The art pottery line was formally introduced with the Vasecraft series in 1909. Vasecraft was influenced by ancient Greek and Chinese ceramics with simple shapes and superb matte, crystalline and flambé glazes. The early years in Fulper Pottery are indicative of the striking quality glazes that Fulper Pottery is so well known for. Using approximately 100 different glazes over the years, there are many examples that are representative of the beauty of even the most common forms.
Likewise, there are a variety of markings over the years. Fulper’s middle period of production also used other marks including the Rafco mark and Flemington stamp. Marking goes as follows:
- Fulper Rectangular Ink Mark (1909-1916)
- Fulper Vasecraft Paper Label (1909-1916)
- Prang Rectangular Ink Mark (1913-1929)
- Raised Oval Fulper Mark (1916-1922)
- Incised Fulper Mark (1916-1922)
- Oval Ink-Stamped Vertical Mark (1922-1928)
- And, the Fulper Horizontal Impressed Mark (1928-1935)

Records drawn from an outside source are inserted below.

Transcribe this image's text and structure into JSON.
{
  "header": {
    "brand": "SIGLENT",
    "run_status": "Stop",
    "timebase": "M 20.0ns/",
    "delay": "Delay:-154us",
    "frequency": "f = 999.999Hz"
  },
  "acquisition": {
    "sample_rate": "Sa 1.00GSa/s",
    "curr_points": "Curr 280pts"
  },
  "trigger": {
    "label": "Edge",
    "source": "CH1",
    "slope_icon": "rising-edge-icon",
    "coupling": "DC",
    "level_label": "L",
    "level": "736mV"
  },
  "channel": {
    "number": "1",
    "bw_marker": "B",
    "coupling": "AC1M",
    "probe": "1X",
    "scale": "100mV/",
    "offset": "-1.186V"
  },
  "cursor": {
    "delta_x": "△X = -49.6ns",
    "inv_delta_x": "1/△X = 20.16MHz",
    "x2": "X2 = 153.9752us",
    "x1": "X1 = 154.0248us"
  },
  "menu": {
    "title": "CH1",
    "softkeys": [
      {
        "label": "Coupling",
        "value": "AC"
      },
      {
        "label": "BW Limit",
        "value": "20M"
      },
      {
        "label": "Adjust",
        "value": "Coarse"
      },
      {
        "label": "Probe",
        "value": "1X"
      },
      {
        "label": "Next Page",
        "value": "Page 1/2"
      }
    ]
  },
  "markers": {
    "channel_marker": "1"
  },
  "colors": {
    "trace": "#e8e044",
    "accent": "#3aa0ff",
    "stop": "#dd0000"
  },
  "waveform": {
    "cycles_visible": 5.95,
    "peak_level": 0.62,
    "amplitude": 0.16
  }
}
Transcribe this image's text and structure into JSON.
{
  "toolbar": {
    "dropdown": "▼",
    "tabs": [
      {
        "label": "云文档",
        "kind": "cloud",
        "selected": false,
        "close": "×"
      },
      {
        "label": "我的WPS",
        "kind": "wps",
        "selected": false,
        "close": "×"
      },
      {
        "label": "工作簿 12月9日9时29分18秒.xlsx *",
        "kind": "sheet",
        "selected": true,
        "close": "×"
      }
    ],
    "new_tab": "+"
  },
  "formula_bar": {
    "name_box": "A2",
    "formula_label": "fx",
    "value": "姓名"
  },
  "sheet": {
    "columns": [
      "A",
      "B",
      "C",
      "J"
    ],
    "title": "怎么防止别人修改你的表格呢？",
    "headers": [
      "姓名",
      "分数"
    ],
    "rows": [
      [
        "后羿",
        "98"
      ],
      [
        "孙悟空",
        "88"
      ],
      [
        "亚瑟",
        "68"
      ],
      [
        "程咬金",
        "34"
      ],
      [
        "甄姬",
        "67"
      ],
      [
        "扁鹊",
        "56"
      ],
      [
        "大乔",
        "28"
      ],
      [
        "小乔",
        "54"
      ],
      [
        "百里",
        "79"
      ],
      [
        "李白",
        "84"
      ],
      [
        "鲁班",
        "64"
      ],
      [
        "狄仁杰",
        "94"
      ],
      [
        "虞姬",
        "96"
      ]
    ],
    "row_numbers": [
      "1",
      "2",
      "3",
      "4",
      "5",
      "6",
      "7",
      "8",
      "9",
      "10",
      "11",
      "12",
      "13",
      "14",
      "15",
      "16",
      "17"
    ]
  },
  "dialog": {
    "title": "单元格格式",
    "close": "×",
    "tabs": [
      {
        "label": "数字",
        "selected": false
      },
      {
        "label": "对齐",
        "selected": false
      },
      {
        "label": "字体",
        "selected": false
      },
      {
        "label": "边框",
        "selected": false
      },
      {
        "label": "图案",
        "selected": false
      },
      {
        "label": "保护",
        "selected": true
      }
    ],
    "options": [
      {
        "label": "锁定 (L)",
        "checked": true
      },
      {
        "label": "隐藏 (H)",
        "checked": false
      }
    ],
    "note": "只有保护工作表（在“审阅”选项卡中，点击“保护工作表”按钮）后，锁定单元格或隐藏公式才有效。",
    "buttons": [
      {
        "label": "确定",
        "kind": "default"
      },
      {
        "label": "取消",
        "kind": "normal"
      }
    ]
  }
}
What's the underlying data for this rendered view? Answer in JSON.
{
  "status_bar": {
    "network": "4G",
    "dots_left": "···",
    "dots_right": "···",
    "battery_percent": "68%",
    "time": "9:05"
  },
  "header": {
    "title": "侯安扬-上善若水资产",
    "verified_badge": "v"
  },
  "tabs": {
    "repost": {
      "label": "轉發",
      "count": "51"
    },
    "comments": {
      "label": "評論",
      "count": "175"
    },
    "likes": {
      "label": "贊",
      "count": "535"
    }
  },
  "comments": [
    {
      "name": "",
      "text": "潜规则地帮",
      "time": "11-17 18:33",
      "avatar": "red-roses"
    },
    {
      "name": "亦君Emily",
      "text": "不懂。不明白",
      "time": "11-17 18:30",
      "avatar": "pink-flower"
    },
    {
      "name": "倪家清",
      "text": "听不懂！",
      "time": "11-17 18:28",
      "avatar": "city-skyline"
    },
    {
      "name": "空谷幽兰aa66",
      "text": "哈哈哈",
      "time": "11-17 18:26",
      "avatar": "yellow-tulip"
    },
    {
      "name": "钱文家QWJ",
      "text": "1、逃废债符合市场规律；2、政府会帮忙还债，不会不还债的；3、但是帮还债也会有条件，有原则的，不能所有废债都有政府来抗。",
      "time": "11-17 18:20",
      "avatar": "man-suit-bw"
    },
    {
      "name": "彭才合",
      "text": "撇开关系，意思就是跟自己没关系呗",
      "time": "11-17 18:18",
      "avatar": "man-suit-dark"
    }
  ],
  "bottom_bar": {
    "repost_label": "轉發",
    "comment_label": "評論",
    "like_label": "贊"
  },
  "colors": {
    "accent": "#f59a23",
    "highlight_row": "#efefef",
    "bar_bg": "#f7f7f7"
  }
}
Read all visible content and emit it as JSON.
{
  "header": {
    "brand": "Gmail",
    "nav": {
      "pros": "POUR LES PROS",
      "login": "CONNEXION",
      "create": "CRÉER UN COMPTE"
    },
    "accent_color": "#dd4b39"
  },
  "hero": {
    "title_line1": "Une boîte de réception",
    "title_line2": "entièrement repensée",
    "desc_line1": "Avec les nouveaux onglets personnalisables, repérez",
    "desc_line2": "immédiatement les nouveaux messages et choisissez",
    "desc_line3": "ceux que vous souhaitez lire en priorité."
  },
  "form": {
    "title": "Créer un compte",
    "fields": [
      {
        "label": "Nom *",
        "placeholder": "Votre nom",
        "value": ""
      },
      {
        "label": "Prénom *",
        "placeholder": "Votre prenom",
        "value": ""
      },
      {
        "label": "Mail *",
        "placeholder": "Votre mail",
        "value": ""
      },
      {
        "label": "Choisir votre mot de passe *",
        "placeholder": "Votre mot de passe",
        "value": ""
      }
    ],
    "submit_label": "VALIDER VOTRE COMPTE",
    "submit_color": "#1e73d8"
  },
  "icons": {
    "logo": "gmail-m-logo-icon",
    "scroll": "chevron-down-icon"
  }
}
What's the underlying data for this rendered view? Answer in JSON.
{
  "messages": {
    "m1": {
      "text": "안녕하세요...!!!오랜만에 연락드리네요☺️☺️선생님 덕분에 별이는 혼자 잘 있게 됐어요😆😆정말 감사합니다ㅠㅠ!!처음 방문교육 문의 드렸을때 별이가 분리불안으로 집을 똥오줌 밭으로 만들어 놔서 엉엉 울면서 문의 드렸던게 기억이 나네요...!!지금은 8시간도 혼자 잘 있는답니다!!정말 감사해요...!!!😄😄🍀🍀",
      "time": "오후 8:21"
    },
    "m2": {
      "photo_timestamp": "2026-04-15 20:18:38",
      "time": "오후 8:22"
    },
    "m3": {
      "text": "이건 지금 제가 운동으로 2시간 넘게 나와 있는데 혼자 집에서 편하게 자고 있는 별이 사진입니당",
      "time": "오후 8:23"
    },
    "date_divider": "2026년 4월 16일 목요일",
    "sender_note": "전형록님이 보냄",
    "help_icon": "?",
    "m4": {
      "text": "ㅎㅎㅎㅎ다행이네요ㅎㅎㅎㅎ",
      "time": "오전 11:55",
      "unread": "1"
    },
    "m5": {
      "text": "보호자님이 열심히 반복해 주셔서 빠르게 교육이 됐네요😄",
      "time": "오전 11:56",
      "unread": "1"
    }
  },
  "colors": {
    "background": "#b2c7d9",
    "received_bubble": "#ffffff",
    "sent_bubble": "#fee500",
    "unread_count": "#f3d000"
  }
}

Fulper Pottery artists include John Kunsman, the Rutgers University professor Dr. Cullen Parmelee, and Martin Stangl. In 1910, Martin Stangl became the ceramics engineer for Fulper Pottery, as this area was growing in leaps and bounds. In this role, he was credited for the development of many of the art pottery forms and glazes for the company while also juggling the difficulties inherent of a new business model. Fulper Pottery, under Stangl's direction, became the first American pottery company that introduced a line of dinnerware to the American people in glazed solid colors.